START Task material

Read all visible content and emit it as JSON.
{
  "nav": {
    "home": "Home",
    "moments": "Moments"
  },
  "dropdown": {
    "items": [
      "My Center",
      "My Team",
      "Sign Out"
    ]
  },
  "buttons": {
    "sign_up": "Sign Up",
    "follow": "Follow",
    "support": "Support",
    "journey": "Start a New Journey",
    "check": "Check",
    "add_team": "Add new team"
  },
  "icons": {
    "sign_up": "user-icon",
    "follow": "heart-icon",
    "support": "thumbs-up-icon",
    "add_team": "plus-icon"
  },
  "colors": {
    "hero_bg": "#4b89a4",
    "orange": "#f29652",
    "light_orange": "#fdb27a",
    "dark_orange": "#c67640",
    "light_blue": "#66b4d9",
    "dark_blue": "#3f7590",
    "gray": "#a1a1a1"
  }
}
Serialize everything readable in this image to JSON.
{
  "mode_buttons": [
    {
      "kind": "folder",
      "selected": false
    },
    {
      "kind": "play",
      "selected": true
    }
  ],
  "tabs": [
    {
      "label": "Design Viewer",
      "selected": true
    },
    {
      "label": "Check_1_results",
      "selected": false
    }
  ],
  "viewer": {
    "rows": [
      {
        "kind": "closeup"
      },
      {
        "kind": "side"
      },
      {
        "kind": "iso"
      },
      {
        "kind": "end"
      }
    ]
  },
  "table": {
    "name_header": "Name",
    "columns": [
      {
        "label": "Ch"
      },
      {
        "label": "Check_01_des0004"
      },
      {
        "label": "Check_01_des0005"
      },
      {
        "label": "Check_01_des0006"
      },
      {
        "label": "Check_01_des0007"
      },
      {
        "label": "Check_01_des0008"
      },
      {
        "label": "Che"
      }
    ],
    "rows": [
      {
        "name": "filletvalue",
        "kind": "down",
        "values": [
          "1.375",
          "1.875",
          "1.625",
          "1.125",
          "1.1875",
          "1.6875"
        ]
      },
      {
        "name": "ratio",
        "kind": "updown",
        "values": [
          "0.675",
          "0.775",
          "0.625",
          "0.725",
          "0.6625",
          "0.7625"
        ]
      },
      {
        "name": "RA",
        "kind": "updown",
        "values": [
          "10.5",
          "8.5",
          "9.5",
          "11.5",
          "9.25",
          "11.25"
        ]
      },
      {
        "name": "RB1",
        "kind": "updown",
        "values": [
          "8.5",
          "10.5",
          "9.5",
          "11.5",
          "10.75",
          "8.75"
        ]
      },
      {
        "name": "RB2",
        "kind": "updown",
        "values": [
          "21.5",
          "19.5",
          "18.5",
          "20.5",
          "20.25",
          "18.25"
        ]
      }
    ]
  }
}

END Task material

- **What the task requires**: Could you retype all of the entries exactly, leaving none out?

- **Completed exercise**:
Read all visible content and emit it as JSON.
{
  "nav": {
    "home": "Home",
    "moments": "Moments"
  },
  "dropdown": {
    "items": [
      "My Center",
      "My Team",
      "Sign Out"
    ]
  },
  "buttons": {
    "sign_up": "Sign Up",
    "follow": "Follow",
    "support": "Support",
    "journey": "Start a New Journey",
    "check": "Check",
    "add_team": "Add new team"
  },
  "icons": {
    "sign_up": "user-icon",
    "follow": "heart-icon",
    "support": "thumbs-up-icon",
    "add_team": "plus-icon"
  },
  "colors": {
    "hero_bg": "#4b89a4",
    "orange": "#f29652",
    "light_orange": "#fdb27a",
    "dark_orange": "#c67640",
    "light_blue": "#66b4d9",
    "dark_blue": "#3f7590",
    "gray": "#a1a1a1"
  }
}
Serialize everything readable in this image to JSON.
{
  "mode_buttons": [
    {
      "kind": "folder",
      "selected": false
    },
    {
      "kind": "play",
      "selected": true
    }
  ],
  "tabs": [
    {
      "label": "Design Viewer",
      "selected": true
    },
    {
      "label": "Check_1_results",
      "selected": false
    }
  ],
  "viewer": {
    "rows": [
      {
        "kind": "closeup"
      },
      {
        "kind": "side"
      },
      {
        "kind": "iso"
      },
      {
        "kind": "end"
      }
    ]
  },
  "table": {
    "name_header": "Name",
    "columns": [
      {
        "label": "Ch"
      },
      {
        "label": "Check_01_des0004"
      },
      {
        "label": "Check_01_des0005"
      },
      {
        "label": "Check_01_des0006"
      },
      {
        "label": "Check_01_des0007"
      },
      {
        "label": "Check_01_des0008"
      },
      {
        "label": "Che"
      }
    ],
    "rows": [
      {
        "name": "filletvalue",
        "kind": "down",
        "values": [
          "1.375",
          "1.875",
          "1.625",
          "1.125",
          "1.1875",
          "1.6875"
        ]
      },
      {
        "name": "ratio",
        "kind": "updown",
        "values": [
          "0.675",
          "0.775",
          "0.625",
          "0.725",
          "0.6625",
          "0.7625"
        ]
      },
      {
        "name": "RA",
        "kind": "updown",
        "values": [
          "10.5",
          "8.5",
          "9.5",
          "11.5",
          "9.25",
          "11.25"
        ]
      },
      {
        "name": "RB1",
        "kind": "updown",
        "values": [
          "8.5",
          "10.5",
          "9.5",
          "11.5",
          "10.75",
          "8.75"
        ]
      },
      {
        "name": "RB2",
        "kind": "updown",
        "values": [
          "21.5",
          "19.5",
          "18.5",
          "20.5",
          "20.25",
          "18.25"
        ]
      }
    ]
  }
}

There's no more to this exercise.